=== ASSIGNED TASK ===
The reply should hold every entry exactly as written and none of the pictures.

=== INFORMATION SUPPLIED ===
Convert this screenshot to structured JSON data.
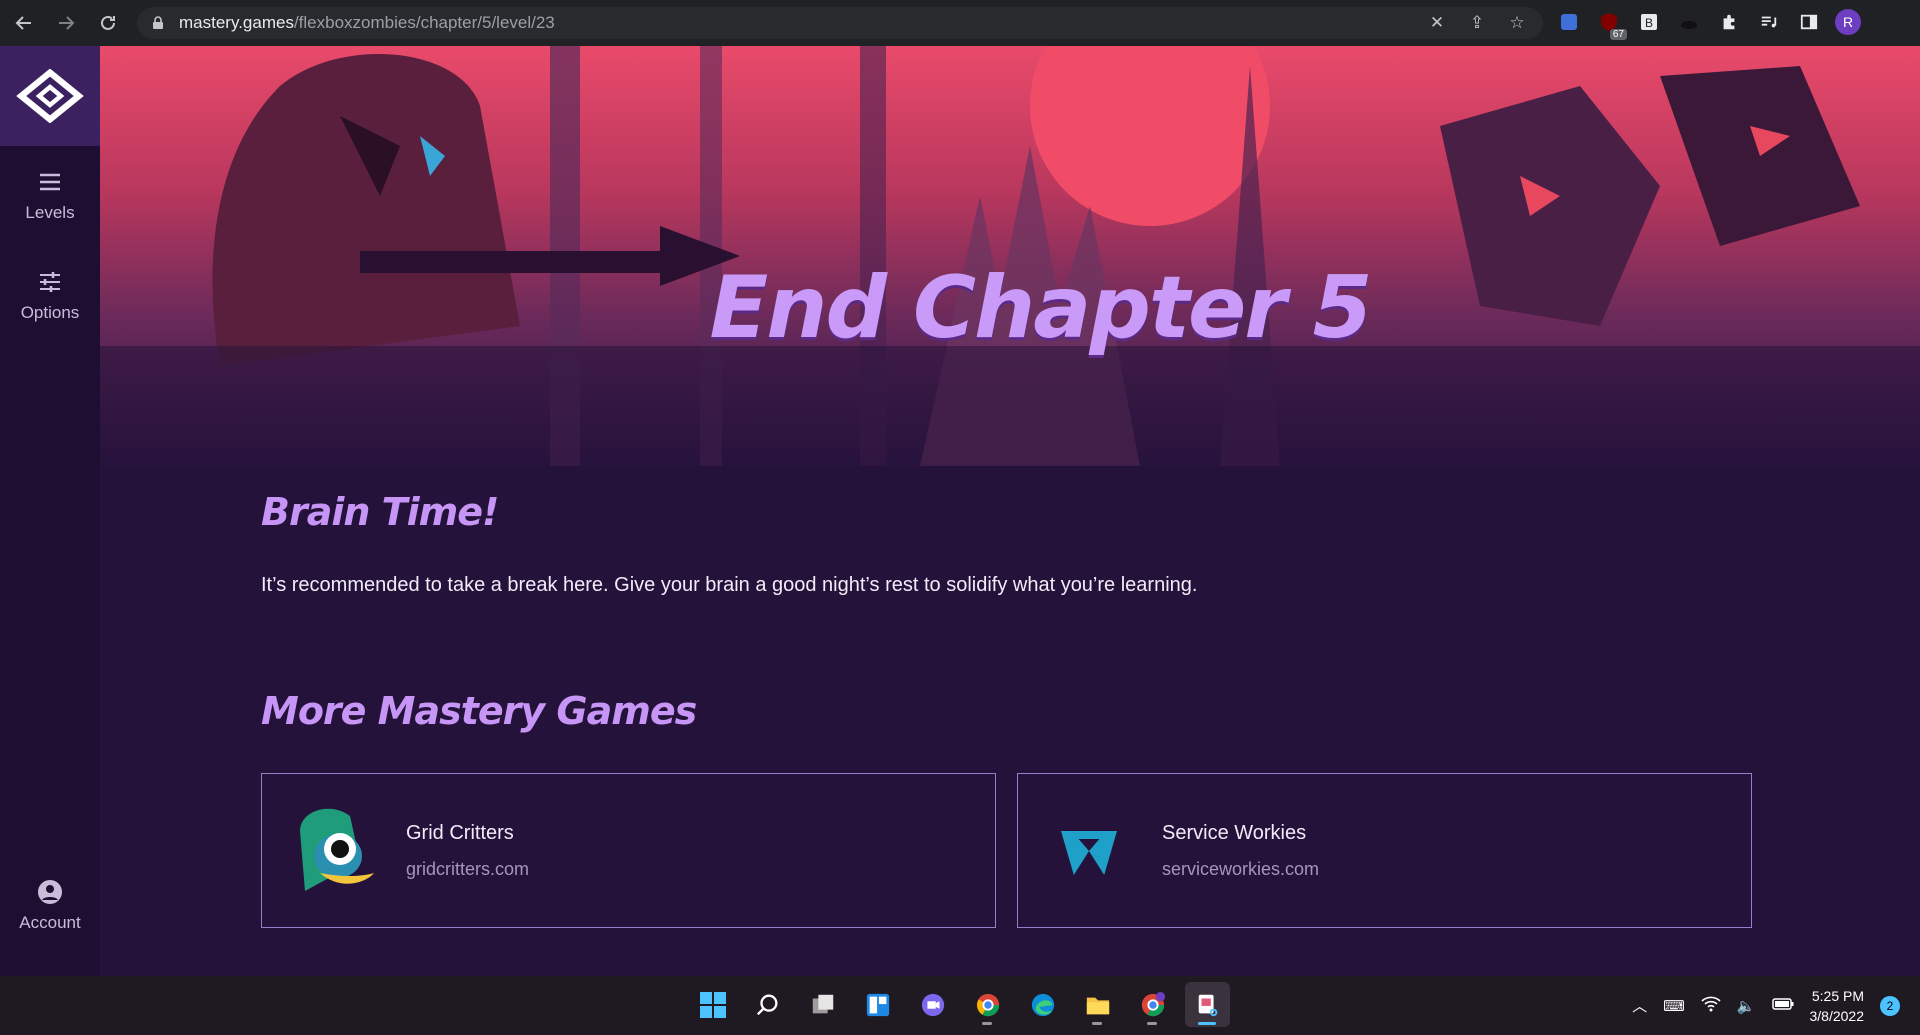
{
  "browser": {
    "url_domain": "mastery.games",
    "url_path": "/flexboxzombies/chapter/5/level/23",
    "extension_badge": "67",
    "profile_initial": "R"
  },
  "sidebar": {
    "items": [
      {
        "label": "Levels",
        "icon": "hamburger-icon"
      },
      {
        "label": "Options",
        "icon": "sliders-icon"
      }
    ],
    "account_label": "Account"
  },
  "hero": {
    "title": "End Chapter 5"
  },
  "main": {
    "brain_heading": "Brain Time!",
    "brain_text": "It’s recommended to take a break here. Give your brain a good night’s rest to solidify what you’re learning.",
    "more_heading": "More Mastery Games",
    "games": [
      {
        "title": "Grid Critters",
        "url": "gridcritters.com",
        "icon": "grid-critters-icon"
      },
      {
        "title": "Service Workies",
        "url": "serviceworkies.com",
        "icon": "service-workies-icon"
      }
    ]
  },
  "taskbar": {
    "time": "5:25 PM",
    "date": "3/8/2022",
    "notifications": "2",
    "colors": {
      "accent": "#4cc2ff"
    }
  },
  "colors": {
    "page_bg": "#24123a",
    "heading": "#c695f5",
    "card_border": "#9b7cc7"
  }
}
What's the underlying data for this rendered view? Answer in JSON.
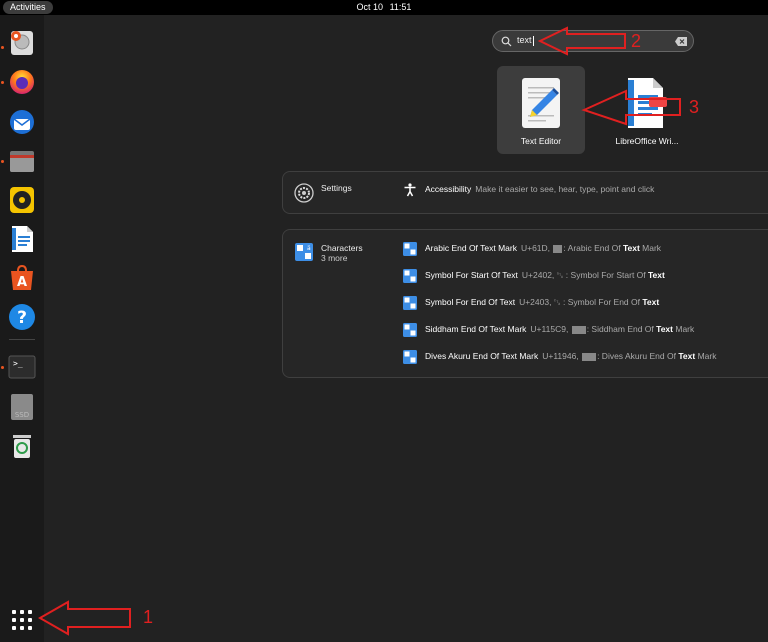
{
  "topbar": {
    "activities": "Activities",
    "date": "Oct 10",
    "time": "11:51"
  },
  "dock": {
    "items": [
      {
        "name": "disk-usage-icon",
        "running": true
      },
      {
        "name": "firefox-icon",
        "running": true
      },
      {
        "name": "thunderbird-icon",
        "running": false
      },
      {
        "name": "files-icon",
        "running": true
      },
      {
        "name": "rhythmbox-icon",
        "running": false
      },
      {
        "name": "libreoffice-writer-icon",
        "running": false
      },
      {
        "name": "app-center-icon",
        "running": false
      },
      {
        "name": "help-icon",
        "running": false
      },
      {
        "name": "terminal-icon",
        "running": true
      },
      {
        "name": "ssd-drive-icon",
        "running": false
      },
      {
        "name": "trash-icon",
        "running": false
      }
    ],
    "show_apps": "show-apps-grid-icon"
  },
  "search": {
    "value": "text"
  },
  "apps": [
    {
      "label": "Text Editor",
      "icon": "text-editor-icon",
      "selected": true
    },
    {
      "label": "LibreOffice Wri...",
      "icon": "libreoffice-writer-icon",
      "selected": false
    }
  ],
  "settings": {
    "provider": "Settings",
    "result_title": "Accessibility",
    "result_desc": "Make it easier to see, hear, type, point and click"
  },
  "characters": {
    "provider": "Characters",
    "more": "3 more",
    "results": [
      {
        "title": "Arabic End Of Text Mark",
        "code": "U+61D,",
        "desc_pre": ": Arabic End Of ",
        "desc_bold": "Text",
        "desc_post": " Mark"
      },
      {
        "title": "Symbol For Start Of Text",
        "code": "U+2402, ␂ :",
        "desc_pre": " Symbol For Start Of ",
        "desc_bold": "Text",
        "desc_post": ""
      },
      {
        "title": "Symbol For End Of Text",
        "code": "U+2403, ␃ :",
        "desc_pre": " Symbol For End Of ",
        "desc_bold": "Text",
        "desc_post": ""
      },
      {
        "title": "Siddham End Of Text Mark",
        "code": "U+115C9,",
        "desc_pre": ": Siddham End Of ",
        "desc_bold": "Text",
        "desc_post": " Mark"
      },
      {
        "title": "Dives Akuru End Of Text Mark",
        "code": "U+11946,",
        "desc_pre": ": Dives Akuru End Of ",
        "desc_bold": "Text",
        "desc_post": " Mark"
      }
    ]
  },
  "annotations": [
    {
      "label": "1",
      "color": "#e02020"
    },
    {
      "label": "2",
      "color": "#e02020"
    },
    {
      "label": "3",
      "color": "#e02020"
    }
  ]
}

=== ANSWER TO THE PROBLEM ===
Convert this screenshot to structured JSON data.
{
  "browser": {
    "url_domain": "mastery.games",
    "url_path": "/flexboxzombies/chapter/5/level/23",
    "extension_badge": "67",
    "profile_initial": "R"
  },
  "sidebar": {
    "items": [
      {
        "label": "Levels",
        "icon": "hamburger-icon"
      },
      {
        "label": "Options",
        "icon": "sliders-icon"
      }
    ],
    "account_label": "Account"
  },
  "hero": {
    "title": "End Chapter 5"
  },
  "main": {
    "brain_heading": "Brain Time!",
    "brain_text": "It’s recommended to take a break here. Give your brain a good night’s rest to solidify what you’re learning.",
    "more_heading": "More Mastery Games",
    "games": [
      {
        "title": "Grid Critters",
        "url": "gridcritters.com",
        "icon": "grid-critters-icon"
      },
      {
        "title": "Service Workies",
        "url": "serviceworkies.com",
        "icon": "service-workies-icon"
      }
    ]
  },
  "taskbar": {
    "time": "5:25 PM",
    "date": "3/8/2022",
    "notifications": "2",
    "colors": {
      "accent": "#4cc2ff"
    }
  },
  "colors": {
    "page_bg": "#24123a",
    "heading": "#c695f5",
    "card_border": "#9b7cc7"
  }
}
What's the underlying data for this rendered view? Answer in JSON.
{
  "topbar": {
    "activities": "Activities",
    "date": "Oct 10",
    "time": "11:51"
  },
  "dock": {
    "items": [
      {
        "name": "disk-usage-icon",
        "running": true
      },
      {
        "name": "firefox-icon",
        "running": true
      },
      {
        "name": "thunderbird-icon",
        "running": false
      },
      {
        "name": "files-icon",
        "running": true
      },
      {
        "name": "rhythmbox-icon",
        "running": false
      },
      {
        "name": "libreoffice-writer-icon",
        "running": false
      },
      {
        "name": "app-center-icon",
        "running": false
      },
      {
        "name": "help-icon",
        "running": false
      },
      {
        "name": "terminal-icon",
        "running": true
      },
      {
        "name": "ssd-drive-icon",
        "running": false
      },
      {
        "name": "trash-icon",
        "running": false
      }
    ],
    "show_apps": "show-apps-grid-icon"
  },
  "search": {
    "value": "text"
  },
  "apps": [
    {
      "label": "Text Editor",
      "icon": "text-editor-icon",
      "selected": true
    },
    {
      "label": "LibreOffice Wri...",
      "icon": "libreoffice-writer-icon",
      "selected": false
    }
  ],
  "settings": {
    "provider": "Settings",
    "result_title": "Accessibility",
    "result_desc": "Make it easier to see, hear, type, point and click"
  },
  "characters": {
    "provider": "Characters",
    "more": "3 more",
    "results": [
      {
        "title": "Arabic End Of Text Mark",
        "code": "U+61D,",
        "desc_pre": ": Arabic End Of ",
        "desc_bold": "Text",
        "desc_post": " Mark"
      },
      {
        "title": "Symbol For Start Of Text",
        "code": "U+2402, ␂ :",
        "desc_pre": " Symbol For Start Of ",
        "desc_bold": "Text",
        "desc_post": ""
      },
      {
        "title": "Symbol For End Of Text",
        "code": "U+2403, ␃ :",
        "desc_pre": " Symbol For End Of ",
        "desc_bold": "Text",
        "desc_post": ""
      },
      {
        "title": "Siddham End Of Text Mark",
        "code": "U+115C9,",
        "desc_pre": ": Siddham End Of ",
        "desc_bold": "Text",
        "desc_post": " Mark"
      },
      {
        "title": "Dives Akuru End Of Text Mark",
        "code": "U+11946,",
        "desc_pre": ": Dives Akuru End Of ",
        "desc_bold": "Text",
        "desc_post": " Mark"
      }
    ]
  },
  "annotations": [
    {
      "label": "1",
      "color": "#e02020"
    },
    {
      "label": "2",
      "color": "#e02020"
    },
    {
      "label": "3",
      "color": "#e02020"
    }
  ]
}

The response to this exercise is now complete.